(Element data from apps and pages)
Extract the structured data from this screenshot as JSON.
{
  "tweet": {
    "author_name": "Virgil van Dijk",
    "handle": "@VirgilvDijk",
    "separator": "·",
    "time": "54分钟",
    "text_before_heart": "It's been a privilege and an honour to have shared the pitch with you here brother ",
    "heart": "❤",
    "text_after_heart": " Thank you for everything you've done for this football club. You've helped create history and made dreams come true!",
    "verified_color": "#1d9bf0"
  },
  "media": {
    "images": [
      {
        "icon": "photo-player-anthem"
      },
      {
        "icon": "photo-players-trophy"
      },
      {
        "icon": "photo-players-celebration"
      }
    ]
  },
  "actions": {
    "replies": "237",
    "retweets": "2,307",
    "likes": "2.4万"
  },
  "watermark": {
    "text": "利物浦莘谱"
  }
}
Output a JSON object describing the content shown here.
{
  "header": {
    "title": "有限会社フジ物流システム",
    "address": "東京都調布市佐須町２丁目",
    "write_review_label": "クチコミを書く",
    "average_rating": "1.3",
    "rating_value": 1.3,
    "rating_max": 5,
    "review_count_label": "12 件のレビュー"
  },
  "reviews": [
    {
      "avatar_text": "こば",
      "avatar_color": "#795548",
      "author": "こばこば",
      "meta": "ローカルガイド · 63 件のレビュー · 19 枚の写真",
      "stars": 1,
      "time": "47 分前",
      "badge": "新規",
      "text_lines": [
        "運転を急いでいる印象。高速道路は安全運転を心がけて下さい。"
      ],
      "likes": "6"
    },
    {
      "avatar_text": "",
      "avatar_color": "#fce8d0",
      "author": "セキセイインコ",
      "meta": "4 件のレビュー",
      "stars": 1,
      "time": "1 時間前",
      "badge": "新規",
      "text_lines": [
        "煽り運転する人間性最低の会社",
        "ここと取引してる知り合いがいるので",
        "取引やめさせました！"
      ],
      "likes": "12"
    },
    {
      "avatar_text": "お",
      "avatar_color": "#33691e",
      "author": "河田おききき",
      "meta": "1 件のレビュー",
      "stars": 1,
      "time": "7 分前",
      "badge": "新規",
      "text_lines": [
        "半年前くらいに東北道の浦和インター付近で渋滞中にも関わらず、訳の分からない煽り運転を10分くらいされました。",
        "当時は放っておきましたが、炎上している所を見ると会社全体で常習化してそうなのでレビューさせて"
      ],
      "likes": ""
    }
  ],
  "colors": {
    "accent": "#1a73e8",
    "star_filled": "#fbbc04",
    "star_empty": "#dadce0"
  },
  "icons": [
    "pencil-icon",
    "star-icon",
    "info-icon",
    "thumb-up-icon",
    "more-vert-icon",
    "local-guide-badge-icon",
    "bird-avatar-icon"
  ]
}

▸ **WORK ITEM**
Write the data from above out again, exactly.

▸ **ANSWER AREA**
Extract the structured data from this screenshot as JSON.
{
  "tweet": {
    "author_name": "Virgil van Dijk",
    "handle": "@VirgilvDijk",
    "separator": "·",
    "time": "54分钟",
    "text_before_heart": "It's been a privilege and an honour to have shared the pitch with you here brother ",
    "heart": "❤",
    "text_after_heart": " Thank you for everything you've done for this football club. You've helped create history and made dreams come true!",
    "verified_color": "#1d9bf0"
  },
  "media": {
    "images": [
      {
        "icon": "photo-player-anthem"
      },
      {
        "icon": "photo-players-trophy"
      },
      {
        "icon": "photo-players-celebration"
      }
    ]
  },
  "actions": {
    "replies": "237",
    "retweets": "2,307",
    "likes": "2.4万"
  },
  "watermark": {
    "text": "利物浦莘谱"
  }
}
Output a JSON object describing the content shown here.
{
  "header": {
    "title": "有限会社フジ物流システム",
    "address": "東京都調布市佐須町２丁目",
    "write_review_label": "クチコミを書く",
    "average_rating": "1.3",
    "rating_value": 1.3,
    "rating_max": 5,
    "review_count_label": "12 件のレビュー"
  },
  "reviews": [
    {
      "avatar_text": "こば",
      "avatar_color": "#795548",
      "author": "こばこば",
      "meta": "ローカルガイド · 63 件のレビュー · 19 枚の写真",
      "stars": 1,
      "time": "47 分前",
      "badge": "新規",
      "text_lines": [
        "運転を急いでいる印象。高速道路は安全運転を心がけて下さい。"
      ],
      "likes": "6"
    },
    {
      "avatar_text": "",
      "avatar_color": "#fce8d0",
      "author": "セキセイインコ",
      "meta": "4 件のレビュー",
      "stars": 1,
      "time": "1 時間前",
      "badge": "新規",
      "text_lines": [
        "煽り運転する人間性最低の会社",
        "ここと取引してる知り合いがいるので",
        "取引やめさせました！"
      ],
      "likes": "12"
    },
    {
      "avatar_text": "お",
      "avatar_color": "#33691e",
      "author": "河田おききき",
      "meta": "1 件のレビュー",
      "stars": 1,
      "time": "7 分前",
      "badge": "新規",
      "text_lines": [
        "半年前くらいに東北道の浦和インター付近で渋滞中にも関わらず、訳の分からない煽り運転を10分くらいされました。",
        "当時は放っておきましたが、炎上している所を見ると会社全体で常習化してそうなのでレビューさせて"
      ],
      "likes": ""
    }
  ],
  "colors": {
    "accent": "#1a73e8",
    "star_filled": "#fbbc04",
    "star_empty": "#dadce0"
  },
  "icons": [
    "pencil-icon",
    "star-icon",
    "info-icon",
    "thumb-up-icon",
    "more-vert-icon",
    "local-guide-badge-icon",
    "bird-avatar-icon"
  ]
}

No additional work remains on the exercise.